==== Material provided ====

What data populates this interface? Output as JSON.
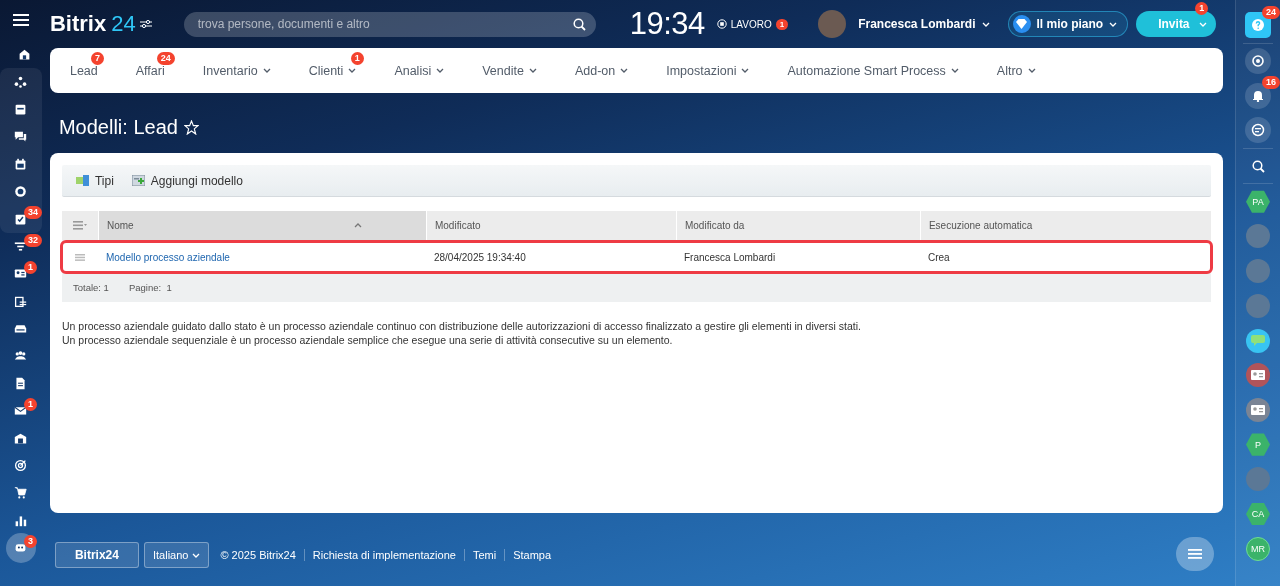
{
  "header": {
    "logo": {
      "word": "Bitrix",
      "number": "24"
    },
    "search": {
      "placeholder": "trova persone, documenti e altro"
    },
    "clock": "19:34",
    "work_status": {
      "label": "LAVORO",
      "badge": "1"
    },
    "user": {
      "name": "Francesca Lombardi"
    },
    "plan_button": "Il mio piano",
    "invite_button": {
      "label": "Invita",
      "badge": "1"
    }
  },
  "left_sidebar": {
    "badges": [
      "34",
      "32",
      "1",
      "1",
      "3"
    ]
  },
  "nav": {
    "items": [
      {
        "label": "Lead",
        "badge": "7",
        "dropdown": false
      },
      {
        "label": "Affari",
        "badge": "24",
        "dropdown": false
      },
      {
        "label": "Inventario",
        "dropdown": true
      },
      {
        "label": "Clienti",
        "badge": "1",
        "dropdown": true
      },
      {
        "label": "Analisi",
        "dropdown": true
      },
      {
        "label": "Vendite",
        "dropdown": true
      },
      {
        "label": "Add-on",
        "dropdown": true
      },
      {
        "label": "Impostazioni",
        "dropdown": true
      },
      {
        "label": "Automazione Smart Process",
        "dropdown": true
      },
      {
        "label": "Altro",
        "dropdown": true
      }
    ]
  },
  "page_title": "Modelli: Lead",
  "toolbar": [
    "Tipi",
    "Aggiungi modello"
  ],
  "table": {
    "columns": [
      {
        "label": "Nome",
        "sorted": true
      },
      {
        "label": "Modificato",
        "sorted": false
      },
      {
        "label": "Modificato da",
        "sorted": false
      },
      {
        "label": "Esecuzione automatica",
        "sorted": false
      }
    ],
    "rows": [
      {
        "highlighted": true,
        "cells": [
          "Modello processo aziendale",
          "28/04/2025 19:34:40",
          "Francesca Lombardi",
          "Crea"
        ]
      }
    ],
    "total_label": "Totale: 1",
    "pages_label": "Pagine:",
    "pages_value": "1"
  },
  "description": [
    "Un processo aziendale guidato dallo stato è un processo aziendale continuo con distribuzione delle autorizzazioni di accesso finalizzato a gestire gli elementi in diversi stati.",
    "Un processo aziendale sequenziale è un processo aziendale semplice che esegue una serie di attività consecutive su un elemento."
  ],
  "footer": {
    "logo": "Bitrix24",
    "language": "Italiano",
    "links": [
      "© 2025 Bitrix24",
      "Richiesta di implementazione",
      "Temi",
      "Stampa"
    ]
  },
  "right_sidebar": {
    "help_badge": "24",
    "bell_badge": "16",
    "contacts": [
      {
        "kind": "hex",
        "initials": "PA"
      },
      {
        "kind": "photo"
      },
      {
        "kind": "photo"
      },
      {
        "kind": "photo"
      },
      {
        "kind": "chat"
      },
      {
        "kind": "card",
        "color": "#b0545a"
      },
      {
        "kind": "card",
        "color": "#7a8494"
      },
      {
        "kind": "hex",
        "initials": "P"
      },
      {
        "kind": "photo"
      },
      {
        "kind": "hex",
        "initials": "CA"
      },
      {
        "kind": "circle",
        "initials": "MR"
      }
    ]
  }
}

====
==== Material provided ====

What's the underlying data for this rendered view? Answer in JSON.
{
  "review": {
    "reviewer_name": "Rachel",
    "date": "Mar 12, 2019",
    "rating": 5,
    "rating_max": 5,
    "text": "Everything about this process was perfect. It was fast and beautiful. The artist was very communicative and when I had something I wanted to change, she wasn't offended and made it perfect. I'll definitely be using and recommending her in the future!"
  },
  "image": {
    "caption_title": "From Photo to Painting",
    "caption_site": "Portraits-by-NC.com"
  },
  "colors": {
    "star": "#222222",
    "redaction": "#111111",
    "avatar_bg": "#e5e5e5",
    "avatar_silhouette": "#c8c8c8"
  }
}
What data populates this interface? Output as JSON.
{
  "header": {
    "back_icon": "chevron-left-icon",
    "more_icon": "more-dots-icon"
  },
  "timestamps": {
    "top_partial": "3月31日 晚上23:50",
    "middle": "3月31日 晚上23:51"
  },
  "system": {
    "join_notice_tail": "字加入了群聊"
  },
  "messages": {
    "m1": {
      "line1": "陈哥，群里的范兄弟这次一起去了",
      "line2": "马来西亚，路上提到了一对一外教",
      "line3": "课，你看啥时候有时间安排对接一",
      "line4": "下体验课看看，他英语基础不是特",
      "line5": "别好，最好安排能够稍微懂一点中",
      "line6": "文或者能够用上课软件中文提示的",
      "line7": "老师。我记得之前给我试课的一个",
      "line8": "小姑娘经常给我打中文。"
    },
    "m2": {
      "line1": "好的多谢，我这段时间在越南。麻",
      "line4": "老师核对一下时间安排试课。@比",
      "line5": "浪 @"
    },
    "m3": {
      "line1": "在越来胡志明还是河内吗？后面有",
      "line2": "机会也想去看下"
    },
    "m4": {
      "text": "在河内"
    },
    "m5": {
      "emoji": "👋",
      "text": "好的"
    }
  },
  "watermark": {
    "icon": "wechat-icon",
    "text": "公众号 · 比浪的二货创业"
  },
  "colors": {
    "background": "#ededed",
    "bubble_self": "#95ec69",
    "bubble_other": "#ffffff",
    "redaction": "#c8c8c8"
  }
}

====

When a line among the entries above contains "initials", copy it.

        "initials": "PA"
        "initials": "P"
        "initials": "CA"
        "initials": "MR"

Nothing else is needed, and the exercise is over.